Evocative of a Venomous Past

By Ravikumar  and R. Azhagarasan
Oxford University Press, Delhi, 2012, pp. 334, Rs.595.00


Featuring forty-two poems of sixteen poets, ten short stories, excerpts from two novels, two plays, six excerpts from biographies/autobiographies, four archival sources, four public speeches and seven articles this volume spans over almost a whole century. To choose from a vibrant set of writings that have become part of the Tamil literary milieu for the past three decades is no easy task and the editors have done their best to give us a glimpse of various genres and trends in Tamil. The volume is also to be lauded for including the archival sources, speeches and prose writings.

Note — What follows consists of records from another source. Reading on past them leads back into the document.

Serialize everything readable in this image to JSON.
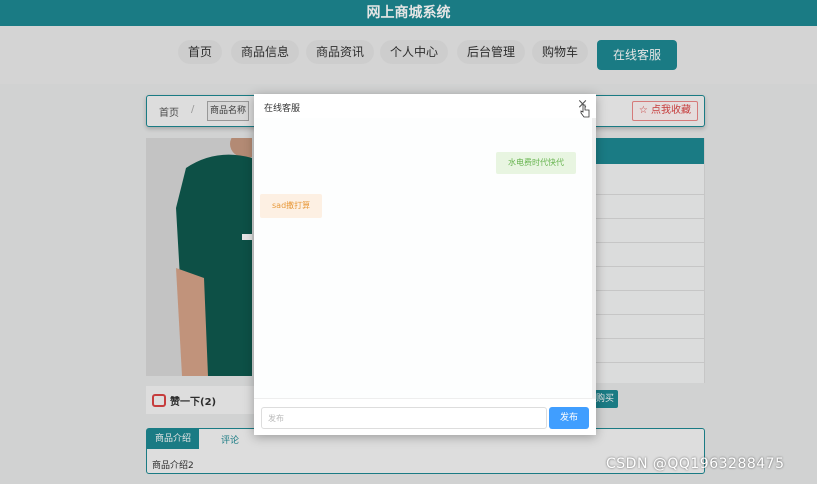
{
  "app": {
    "title": "网上商城系统"
  },
  "nav": {
    "items": [
      {
        "label": "首页"
      },
      {
        "label": "商品信息"
      },
      {
        "label": "商品资讯"
      },
      {
        "label": "个人中心"
      },
      {
        "label": "后台管理"
      },
      {
        "label": "购物车"
      },
      {
        "label": "在线客服"
      }
    ]
  },
  "breadcrumb": {
    "home": "首页",
    "sep": "/",
    "current": "商品名称"
  },
  "collect": {
    "label": "☆ 点我收藏"
  },
  "product": {
    "like_label": "赞一下(2)",
    "buy_label": "购买",
    "tabs": [
      {
        "label": "商品介绍"
      },
      {
        "label": "评论"
      }
    ],
    "intro": "商品介绍2"
  },
  "chat": {
    "title": "在线客服",
    "close_icon": "×",
    "messages": [
      {
        "side": "right",
        "text": "水电费时代快代"
      },
      {
        "side": "left",
        "text": "sad撒打算"
      }
    ],
    "input_placeholder": "发布",
    "send_label": "发布"
  },
  "watermark": "CSDN @QQ1963288475",
  "colors": {
    "accent": "#1e8a93",
    "send": "#409eff"
  }
}
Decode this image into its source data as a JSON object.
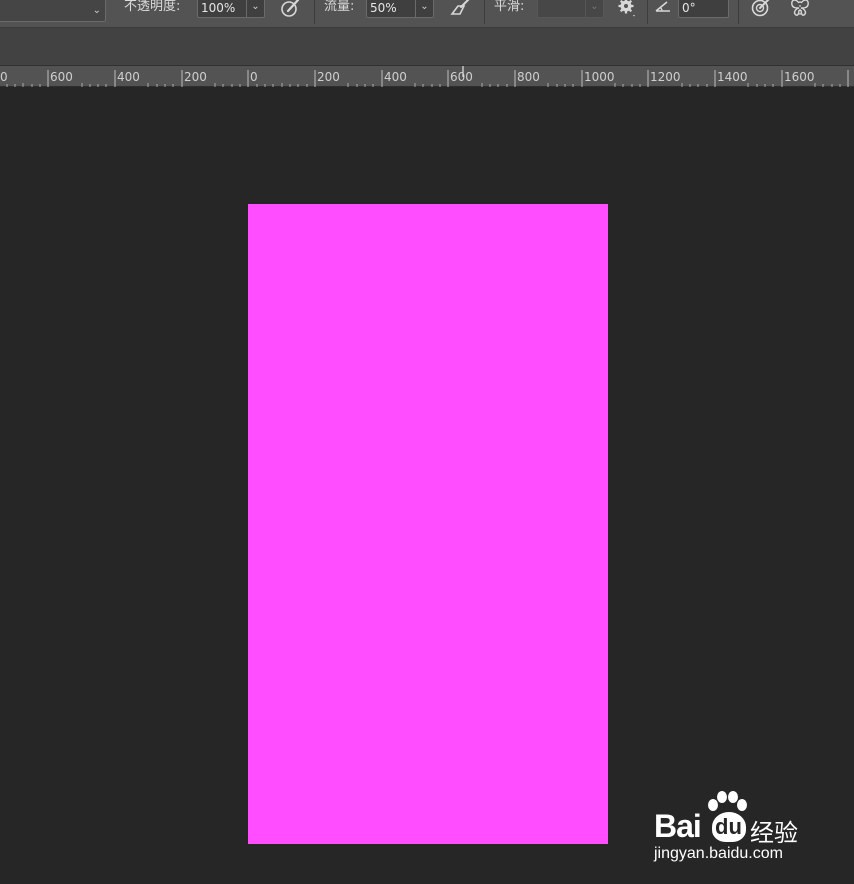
{
  "toolbar": {
    "opacity_label": "不透明度:",
    "opacity_value": "100%",
    "flow_label": "流量:",
    "flow_value": "50%",
    "smoothing_label": "平滑:",
    "smoothing_value": "",
    "angle_value": "0°"
  },
  "ruler": {
    "labels": [
      "0",
      "600",
      "400",
      "200",
      "0",
      "200",
      "400",
      "600",
      "800",
      "1000",
      "1200",
      "1400",
      "1600"
    ]
  },
  "canvas": {
    "fill_color": "#ff4dff",
    "background_color": "#262626"
  },
  "watermark": {
    "brand_latin": "Bai",
    "brand_du": "du",
    "brand_cn": "经验",
    "url": "jingyan.baidu.com"
  }
}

The landscape and the everyday living unravelled by these writings are rich in its tapestry. Demanding a different point of view of language that is sympathetic in drawing attention to lives on the banks of the Cooum river, in exposing the inhumanness of caste practices, the perennial patriarchal domination that is rampant within dalit households as well and the assertion of one’s own bodily integrity and self respect the poems reveal a plethora of emotions. The most noticeable aspects of the poems in this collection are the new images that test the capacity of the language to bear the burden of the overall reality of dalit life, the female voice that both complements and contests the see saw experiences of being a dalit and a woman and the invocation of tantric structures and beliefs as prophetic and futuristic. When Ravikumar tells his friend that ‘Our people know/ how to slice and sun dry the fish/ we can’t finish / our people know/ how to make a whole street smell good’, he is simultaneously redefining the nostalgic notion of childhood and creates a vision of the world based on labour and a new aesthetic. The women poets Sugirtharani, Thenmozhi and Umadevi trace their primeval existence to nature, body and work. Uma Devi declares, ‘This cave woman who bathes happily in the waters / knows the tongue of hunting.’ N.D. Rajkumar’s language of prophetic curse in If anyone other than our own people should happen to read this palm leaf manuscript, they will feel giddy, their hearts will pound, and the heat within will dim their sight, addle their brains and enfeeble all their learning—so have I now, in my writings, set evil spirits to cause these afflictions. The short stories in this volume are the most engaging selection. Azhagiya Periyavan’...

Table of Contents >>
Please or to Read Entire Article

Free Access Online 12 Back Issues
with 1 year's subscription
Archive (1976-2011)
under construction.